New research suggests that our sensitivity — or lack thereof — to certain smells and flavors may have a genetic basis, potentially to to the presence or absence of specific genes. That’s right, you may have been born with the blue cheese gene! Via LATimes.com:
If beer or blue cheese smell good to you, thank your DNA
We all smell things a little differently, and new research shows why: By examining the DNA of hundreds of individuals and testing their sense of smell, scientists found the genetic basis for why we smell certain scents.
Hundreds of test subjects were given three wine glasses — two with just water and the third with a dilution of the scent. They sniffed and then guessed which of the glasses contained the scent. Then the researchers increased the concentrations of the scents in a series of experiments and recorded the concentration at which the subject correctly guessed which glass held the aroma.
Newcomb then drew blood samples from the test subjects, which were used to examine their DNA and look for regions of the genome that were correlated with sensitivity to a particular smell.
They found a statistically significant genetic basis for four of the 10 fragrances: apples, violets, blue cheese and malt (maybe a craving for beer is hard-wired!). The genes responsible for detecting these scents were spread out across the genome, and it appeared that there was a single gene responsible for each of them, Newcomb said.

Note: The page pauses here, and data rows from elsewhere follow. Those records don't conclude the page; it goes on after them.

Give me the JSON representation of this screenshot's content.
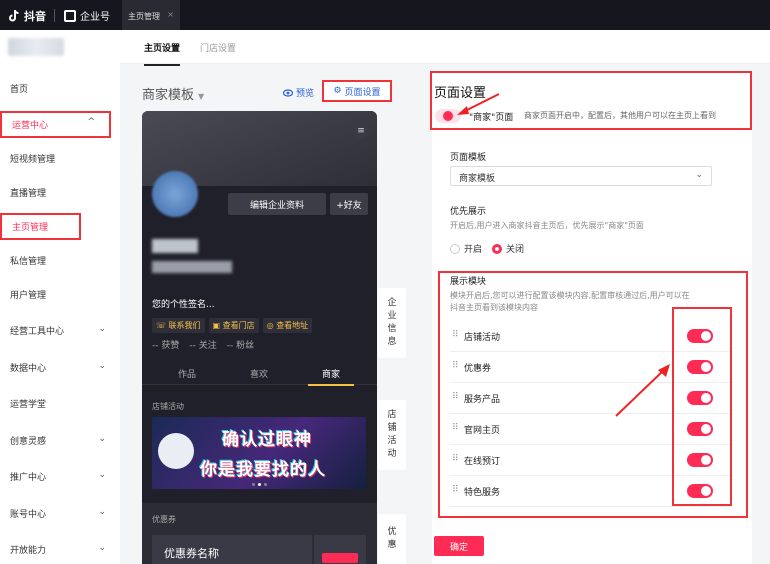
{
  "topbar": {
    "brand": "抖音",
    "enterprise": "企业号",
    "tab": "主页管理"
  },
  "sidebar": {
    "items": [
      {
        "label": "首页"
      },
      {
        "label": "运营中心"
      },
      {
        "label": "短视频管理"
      },
      {
        "label": "直播管理"
      },
      {
        "label": "主页管理"
      },
      {
        "label": "私信管理"
      },
      {
        "label": "用户管理"
      },
      {
        "label": "经营工具中心"
      },
      {
        "label": "数据中心"
      },
      {
        "label": "运营学堂"
      },
      {
        "label": "创意灵感"
      },
      {
        "label": "推广中心"
      },
      {
        "label": "账号中心"
      },
      {
        "label": "开放能力"
      }
    ]
  },
  "subtabs": {
    "home_settings": "主页设置",
    "store_settings": "门店设置"
  },
  "left": {
    "template_title": "商家模板",
    "preview": "预览",
    "page_settings_btn": "页面设置"
  },
  "phone": {
    "edit_profile": "编辑企业资料",
    "add_friend": "+好友",
    "signature": "您的个性签名...",
    "chips": [
      "联系我们",
      "查看门店",
      "查看地址"
    ],
    "stats": [
      "-- 获赞",
      "-- 关注",
      "-- 粉丝"
    ],
    "tabs": [
      "作品",
      "喜欢",
      "商家"
    ],
    "store_activity": "店铺活动",
    "banner_line1": "确认过眼神",
    "banner_line2": "你是我要找的人",
    "coupon_label": "优惠券",
    "coupon_name": "优惠券名称"
  },
  "vlabels": {
    "enterprise_info": [
      "企",
      "业",
      "信",
      "息"
    ],
    "store_activity": [
      "店",
      "铺",
      "活",
      "动"
    ],
    "coupon": [
      "优",
      "惠"
    ]
  },
  "right": {
    "title": "页面设置",
    "shop_page_label": "\"商家\"页面",
    "shop_page_desc": "商家页面开启中，配置后，其他用户可以在主页上看到",
    "page_template_label": "页面模板",
    "page_template_value": "商家模板",
    "priority_label": "优先展示",
    "priority_desc": "开启后,用户进入商家抖音主页后，优先展示\"商家\"页面",
    "radio_on": "开启",
    "radio_off": "关闭",
    "modules_label": "展示模块",
    "modules_desc1": "模块开启后,您可以进行配置该模块内容,配置审核通过后,用户可以在",
    "modules_desc2": "抖音主页看到该模块内容",
    "modules": [
      {
        "name": "店铺活动"
      },
      {
        "name": "优惠券"
      },
      {
        "name": "服务产品"
      },
      {
        "name": "官网主页"
      },
      {
        "name": "在线预订"
      },
      {
        "name": "特色服务"
      }
    ],
    "confirm": "确定"
  },
  "colors": {
    "accent": "#fe2c55",
    "highlight": "#f0323a",
    "link": "#2b5fd9"
  }
}
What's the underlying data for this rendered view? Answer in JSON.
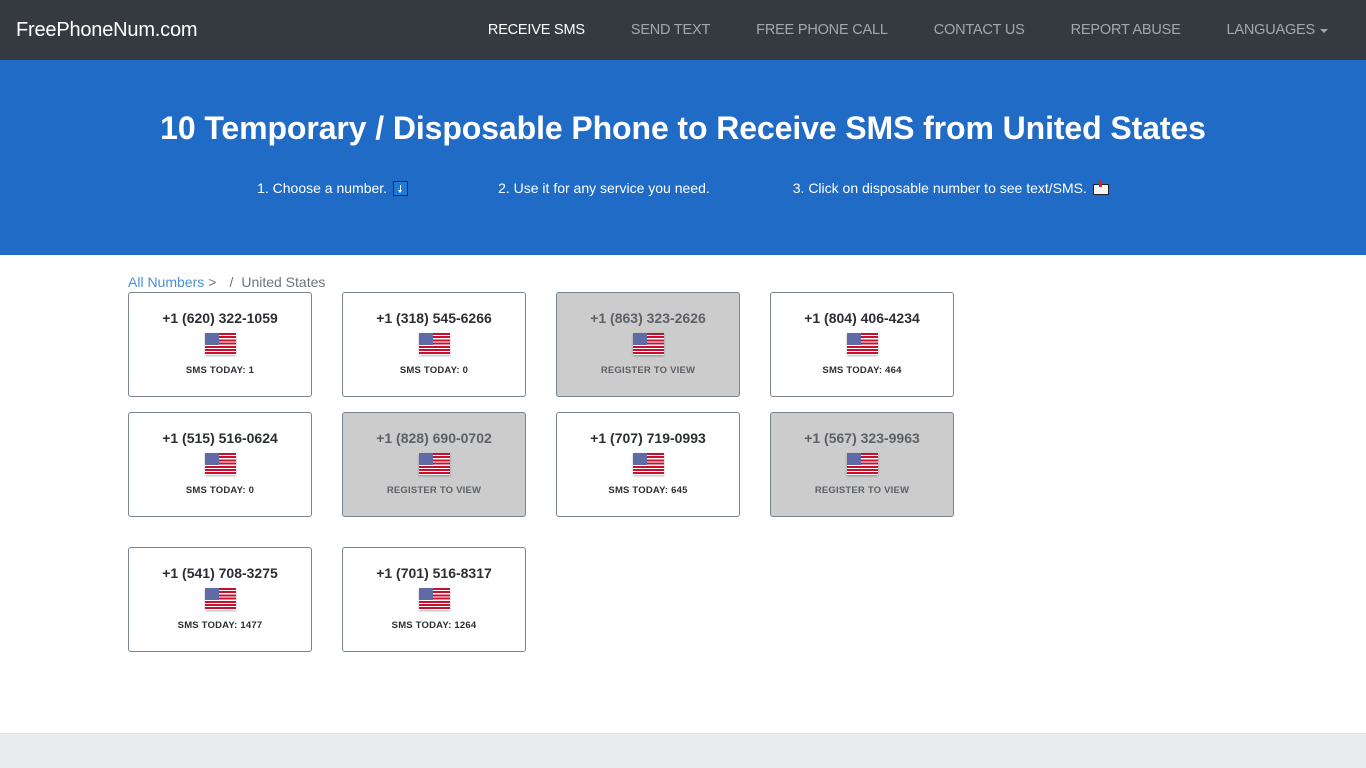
{
  "navbar": {
    "brand": "FreePhoneNum.com",
    "links": [
      {
        "label": "RECEIVE SMS",
        "active": true
      },
      {
        "label": "SEND TEXT",
        "active": false
      },
      {
        "label": "FREE PHONE CALL",
        "active": false
      },
      {
        "label": "CONTACT US",
        "active": false
      },
      {
        "label": "REPORT ABUSE",
        "active": false
      },
      {
        "label": "LANGUAGES",
        "active": false,
        "dropdown": true
      }
    ]
  },
  "hero": {
    "title": "10 Temporary / Disposable Phone to Receive SMS from United States",
    "steps": [
      {
        "text": "1. Choose a number.",
        "icon": "down-arrow-icon"
      },
      {
        "text": "2. Use it for any service you need.",
        "icon": null
      },
      {
        "text": "3. Click on disposable number to see text/SMS.",
        "icon": "envelope-icon"
      }
    ]
  },
  "breadcrumb": {
    "link": "All Numbers",
    "gt": ">",
    "separator": "/",
    "current": "United States"
  },
  "numbers": [
    {
      "number": "+1 (620) 322-1059",
      "status": "SMS TODAY: 1",
      "locked": false,
      "flag": "us-flag"
    },
    {
      "number": "+1 (318) 545-6266",
      "status": "SMS TODAY: 0",
      "locked": false,
      "flag": "us-flag"
    },
    {
      "number": "+1 (863) 323-2626",
      "status": "REGISTER TO VIEW",
      "locked": true,
      "flag": "us-flag"
    },
    {
      "number": "+1 (804) 406-4234",
      "status": "SMS TODAY: 464",
      "locked": false,
      "flag": "us-flag"
    },
    {
      "number": "+1 (515) 516-0624",
      "status": "SMS TODAY: 0",
      "locked": false,
      "flag": "us-flag"
    },
    {
      "number": "+1 (828) 690-0702",
      "status": "REGISTER TO VIEW",
      "locked": true,
      "flag": "us-flag"
    },
    {
      "number": "+1 (707) 719-0993",
      "status": "SMS TODAY: 645",
      "locked": false,
      "flag": "us-flag"
    },
    {
      "number": "+1 (567) 323-9963",
      "status": "REGISTER TO VIEW",
      "locked": true,
      "flag": "us-flag"
    },
    {
      "number": "+1 (541) 708-3275",
      "status": "SMS TODAY: 1477",
      "locked": false,
      "flag": "us-flag"
    },
    {
      "number": "+1 (701) 516-8317",
      "status": "SMS TODAY: 1264",
      "locked": false,
      "flag": "us-flag"
    }
  ],
  "colors": {
    "navbar_bg": "#343a40",
    "hero_bg": "#1f6bc5",
    "locked_card_bg": "#cccccc",
    "link": "#4a8fd8",
    "footer_bg": "#e9ecef"
  }
}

In a follow-up study in the same issue of Current Biology, they were even able to pinpoint the exact mutation responsible for smelling violets (in case you’re mapping your own genome, it’s on chromosome 11).